ACTIVITY: Whenever a line below includes the word "userController", copy that line.

Stored entries
*-*-*

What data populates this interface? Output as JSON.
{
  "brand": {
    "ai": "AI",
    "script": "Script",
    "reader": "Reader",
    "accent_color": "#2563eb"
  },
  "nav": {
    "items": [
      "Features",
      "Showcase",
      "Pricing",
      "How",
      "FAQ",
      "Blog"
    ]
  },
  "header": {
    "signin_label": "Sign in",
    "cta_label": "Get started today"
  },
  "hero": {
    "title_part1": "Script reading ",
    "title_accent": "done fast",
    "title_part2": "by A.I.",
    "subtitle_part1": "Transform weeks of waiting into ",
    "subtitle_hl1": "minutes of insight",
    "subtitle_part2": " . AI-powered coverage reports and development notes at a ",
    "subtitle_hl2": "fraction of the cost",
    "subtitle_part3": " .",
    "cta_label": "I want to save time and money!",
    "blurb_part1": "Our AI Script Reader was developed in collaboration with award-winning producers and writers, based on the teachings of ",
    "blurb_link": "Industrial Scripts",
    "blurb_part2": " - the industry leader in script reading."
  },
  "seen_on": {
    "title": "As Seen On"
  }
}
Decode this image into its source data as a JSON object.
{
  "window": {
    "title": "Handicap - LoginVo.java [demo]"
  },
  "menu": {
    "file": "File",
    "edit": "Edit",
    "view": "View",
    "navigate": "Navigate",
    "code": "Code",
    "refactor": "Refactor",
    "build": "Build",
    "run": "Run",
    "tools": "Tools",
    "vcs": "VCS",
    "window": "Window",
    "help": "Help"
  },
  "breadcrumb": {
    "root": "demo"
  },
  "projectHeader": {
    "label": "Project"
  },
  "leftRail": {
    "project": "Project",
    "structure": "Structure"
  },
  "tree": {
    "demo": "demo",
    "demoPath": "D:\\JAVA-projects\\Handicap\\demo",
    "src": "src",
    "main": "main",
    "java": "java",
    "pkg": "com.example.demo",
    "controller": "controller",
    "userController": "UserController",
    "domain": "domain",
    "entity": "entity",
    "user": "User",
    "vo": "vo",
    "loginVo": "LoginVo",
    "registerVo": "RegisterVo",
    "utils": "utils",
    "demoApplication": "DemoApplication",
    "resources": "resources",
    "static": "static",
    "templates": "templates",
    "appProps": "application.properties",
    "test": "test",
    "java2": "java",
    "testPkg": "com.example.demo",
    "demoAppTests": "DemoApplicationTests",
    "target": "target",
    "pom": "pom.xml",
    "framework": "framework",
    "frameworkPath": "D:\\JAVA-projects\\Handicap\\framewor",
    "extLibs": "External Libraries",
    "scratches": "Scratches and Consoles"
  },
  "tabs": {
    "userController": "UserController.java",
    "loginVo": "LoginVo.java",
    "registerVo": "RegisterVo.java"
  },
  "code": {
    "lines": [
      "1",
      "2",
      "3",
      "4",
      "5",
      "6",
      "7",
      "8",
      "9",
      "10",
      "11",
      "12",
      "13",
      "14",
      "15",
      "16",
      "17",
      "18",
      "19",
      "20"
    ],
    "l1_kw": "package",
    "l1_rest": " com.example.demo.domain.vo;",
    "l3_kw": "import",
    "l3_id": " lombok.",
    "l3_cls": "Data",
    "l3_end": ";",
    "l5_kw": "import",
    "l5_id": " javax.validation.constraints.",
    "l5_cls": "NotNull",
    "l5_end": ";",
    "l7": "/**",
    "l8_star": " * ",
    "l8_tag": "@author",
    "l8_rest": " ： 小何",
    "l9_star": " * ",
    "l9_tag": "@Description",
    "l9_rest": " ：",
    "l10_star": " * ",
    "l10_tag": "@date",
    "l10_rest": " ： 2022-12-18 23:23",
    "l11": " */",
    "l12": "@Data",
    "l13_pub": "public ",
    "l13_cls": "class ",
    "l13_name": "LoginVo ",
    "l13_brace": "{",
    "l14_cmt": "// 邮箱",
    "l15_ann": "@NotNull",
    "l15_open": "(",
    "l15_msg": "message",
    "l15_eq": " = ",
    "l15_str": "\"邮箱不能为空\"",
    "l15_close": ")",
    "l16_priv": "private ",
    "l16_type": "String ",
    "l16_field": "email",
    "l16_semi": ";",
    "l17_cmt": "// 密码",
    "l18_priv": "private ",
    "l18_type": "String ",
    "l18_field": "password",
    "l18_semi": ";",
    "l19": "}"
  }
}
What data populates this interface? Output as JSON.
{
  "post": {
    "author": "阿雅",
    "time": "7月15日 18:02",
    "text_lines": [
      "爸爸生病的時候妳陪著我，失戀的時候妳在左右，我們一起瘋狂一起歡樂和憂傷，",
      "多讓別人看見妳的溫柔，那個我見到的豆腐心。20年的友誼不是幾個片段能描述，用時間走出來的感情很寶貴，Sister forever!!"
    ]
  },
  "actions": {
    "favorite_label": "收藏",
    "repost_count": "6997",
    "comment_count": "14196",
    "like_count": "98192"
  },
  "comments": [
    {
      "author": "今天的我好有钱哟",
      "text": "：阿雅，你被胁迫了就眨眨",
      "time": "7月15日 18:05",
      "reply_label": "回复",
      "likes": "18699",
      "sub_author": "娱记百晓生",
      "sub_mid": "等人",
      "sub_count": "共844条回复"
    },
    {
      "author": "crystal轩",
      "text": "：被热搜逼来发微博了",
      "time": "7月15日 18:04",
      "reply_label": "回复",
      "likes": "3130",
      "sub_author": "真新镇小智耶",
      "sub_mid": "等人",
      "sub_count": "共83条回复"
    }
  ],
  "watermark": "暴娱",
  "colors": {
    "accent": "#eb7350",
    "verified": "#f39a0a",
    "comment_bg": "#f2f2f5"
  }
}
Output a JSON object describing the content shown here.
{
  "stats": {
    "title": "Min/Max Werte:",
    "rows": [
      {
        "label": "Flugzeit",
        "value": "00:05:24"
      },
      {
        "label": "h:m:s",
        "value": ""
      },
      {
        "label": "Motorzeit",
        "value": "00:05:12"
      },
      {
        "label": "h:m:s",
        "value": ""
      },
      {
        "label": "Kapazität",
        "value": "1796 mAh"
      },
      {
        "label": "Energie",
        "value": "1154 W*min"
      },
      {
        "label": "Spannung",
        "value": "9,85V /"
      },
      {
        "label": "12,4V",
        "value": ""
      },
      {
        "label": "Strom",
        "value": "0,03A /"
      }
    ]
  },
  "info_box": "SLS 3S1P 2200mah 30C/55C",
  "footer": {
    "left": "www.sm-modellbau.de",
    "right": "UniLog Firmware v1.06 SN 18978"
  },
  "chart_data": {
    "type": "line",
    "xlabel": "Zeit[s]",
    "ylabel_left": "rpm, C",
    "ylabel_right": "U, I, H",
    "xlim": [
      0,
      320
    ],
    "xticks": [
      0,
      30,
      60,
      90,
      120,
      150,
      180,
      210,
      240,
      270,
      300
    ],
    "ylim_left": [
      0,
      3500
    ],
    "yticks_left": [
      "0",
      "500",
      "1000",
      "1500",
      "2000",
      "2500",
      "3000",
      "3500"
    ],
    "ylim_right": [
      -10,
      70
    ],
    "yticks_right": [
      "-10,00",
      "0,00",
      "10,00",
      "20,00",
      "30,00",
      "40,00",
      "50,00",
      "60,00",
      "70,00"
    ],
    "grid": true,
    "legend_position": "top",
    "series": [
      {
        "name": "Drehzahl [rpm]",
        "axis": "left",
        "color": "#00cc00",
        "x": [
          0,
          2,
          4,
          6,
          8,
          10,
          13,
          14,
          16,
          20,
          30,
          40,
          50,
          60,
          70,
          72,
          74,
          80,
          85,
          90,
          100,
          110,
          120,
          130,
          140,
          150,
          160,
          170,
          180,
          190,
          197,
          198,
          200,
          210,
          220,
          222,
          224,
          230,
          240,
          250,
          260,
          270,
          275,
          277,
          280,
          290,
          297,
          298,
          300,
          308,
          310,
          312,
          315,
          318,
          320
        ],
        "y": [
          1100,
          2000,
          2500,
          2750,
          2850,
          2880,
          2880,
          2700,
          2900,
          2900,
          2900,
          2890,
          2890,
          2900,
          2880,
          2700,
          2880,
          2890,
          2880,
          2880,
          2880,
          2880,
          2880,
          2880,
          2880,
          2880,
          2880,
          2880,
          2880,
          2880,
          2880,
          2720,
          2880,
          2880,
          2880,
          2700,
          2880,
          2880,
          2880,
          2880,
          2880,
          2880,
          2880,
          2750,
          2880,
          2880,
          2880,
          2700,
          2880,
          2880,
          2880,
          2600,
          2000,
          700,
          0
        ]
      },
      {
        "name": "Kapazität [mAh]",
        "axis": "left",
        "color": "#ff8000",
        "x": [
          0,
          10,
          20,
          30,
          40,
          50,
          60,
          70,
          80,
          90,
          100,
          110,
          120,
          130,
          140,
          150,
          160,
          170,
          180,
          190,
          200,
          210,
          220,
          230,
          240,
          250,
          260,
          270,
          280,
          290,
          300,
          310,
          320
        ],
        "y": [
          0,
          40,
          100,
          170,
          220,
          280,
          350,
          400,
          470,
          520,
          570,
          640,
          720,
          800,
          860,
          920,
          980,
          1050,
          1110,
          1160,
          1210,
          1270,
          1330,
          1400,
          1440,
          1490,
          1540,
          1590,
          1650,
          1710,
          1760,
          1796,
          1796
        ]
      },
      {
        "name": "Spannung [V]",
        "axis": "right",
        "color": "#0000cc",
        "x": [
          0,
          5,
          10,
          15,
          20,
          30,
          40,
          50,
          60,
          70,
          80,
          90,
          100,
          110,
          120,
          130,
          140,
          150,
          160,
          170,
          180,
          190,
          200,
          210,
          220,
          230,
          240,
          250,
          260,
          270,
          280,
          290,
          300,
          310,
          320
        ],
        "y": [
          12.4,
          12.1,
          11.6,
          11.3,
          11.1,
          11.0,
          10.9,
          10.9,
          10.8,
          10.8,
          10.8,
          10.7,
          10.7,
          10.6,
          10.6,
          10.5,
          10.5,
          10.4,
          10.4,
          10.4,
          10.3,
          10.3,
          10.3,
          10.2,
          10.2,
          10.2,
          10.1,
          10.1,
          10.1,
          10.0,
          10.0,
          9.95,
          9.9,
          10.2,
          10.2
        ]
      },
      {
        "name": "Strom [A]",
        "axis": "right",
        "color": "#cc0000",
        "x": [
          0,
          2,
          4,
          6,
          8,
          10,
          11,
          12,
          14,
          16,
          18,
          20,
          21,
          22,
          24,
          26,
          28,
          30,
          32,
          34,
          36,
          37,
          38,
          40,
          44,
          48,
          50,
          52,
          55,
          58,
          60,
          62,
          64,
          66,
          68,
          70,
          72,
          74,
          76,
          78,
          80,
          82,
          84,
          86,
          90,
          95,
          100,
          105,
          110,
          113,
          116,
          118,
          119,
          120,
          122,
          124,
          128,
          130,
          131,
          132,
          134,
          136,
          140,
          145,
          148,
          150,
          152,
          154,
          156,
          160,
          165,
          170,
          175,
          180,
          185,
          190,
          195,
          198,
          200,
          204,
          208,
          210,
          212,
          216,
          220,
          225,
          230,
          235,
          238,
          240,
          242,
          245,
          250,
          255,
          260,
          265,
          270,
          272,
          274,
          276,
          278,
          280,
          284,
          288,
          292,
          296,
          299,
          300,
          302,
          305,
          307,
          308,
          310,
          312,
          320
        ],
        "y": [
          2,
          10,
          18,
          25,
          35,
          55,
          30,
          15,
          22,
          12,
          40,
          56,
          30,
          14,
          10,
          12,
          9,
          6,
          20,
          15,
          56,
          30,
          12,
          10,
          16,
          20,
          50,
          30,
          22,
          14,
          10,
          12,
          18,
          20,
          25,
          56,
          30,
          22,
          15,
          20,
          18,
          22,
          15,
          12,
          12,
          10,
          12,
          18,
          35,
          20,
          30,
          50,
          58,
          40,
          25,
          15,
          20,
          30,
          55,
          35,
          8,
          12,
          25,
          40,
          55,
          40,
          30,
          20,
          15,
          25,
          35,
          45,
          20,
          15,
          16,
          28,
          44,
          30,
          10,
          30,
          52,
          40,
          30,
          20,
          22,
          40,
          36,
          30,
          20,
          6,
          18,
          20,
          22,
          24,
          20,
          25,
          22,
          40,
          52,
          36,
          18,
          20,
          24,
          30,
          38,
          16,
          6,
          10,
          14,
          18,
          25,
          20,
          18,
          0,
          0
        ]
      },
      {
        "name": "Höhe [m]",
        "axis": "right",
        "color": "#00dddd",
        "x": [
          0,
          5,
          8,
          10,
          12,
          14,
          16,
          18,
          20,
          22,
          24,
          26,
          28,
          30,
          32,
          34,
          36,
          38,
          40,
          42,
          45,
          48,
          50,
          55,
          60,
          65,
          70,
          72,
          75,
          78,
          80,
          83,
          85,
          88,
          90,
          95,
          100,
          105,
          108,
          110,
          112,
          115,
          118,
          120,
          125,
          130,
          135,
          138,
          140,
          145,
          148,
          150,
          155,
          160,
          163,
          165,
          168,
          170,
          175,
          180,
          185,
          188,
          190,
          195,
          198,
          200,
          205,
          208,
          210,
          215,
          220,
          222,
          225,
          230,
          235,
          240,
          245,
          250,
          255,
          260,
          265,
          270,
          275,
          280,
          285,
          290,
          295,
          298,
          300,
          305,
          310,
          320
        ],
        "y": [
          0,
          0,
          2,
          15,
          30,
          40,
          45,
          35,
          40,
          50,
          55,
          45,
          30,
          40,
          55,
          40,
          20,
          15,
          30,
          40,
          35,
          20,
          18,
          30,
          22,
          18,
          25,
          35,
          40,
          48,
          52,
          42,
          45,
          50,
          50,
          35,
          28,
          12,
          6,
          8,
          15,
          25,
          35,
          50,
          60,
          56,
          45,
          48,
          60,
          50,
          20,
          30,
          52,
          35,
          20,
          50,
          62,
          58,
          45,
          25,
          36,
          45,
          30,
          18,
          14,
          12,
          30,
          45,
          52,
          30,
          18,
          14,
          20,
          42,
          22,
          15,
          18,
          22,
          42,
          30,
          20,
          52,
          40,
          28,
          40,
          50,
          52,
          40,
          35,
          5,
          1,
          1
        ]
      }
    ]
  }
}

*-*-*

THE ANSWER:
    "userController": "UserController",
    "userController": "UserController.java",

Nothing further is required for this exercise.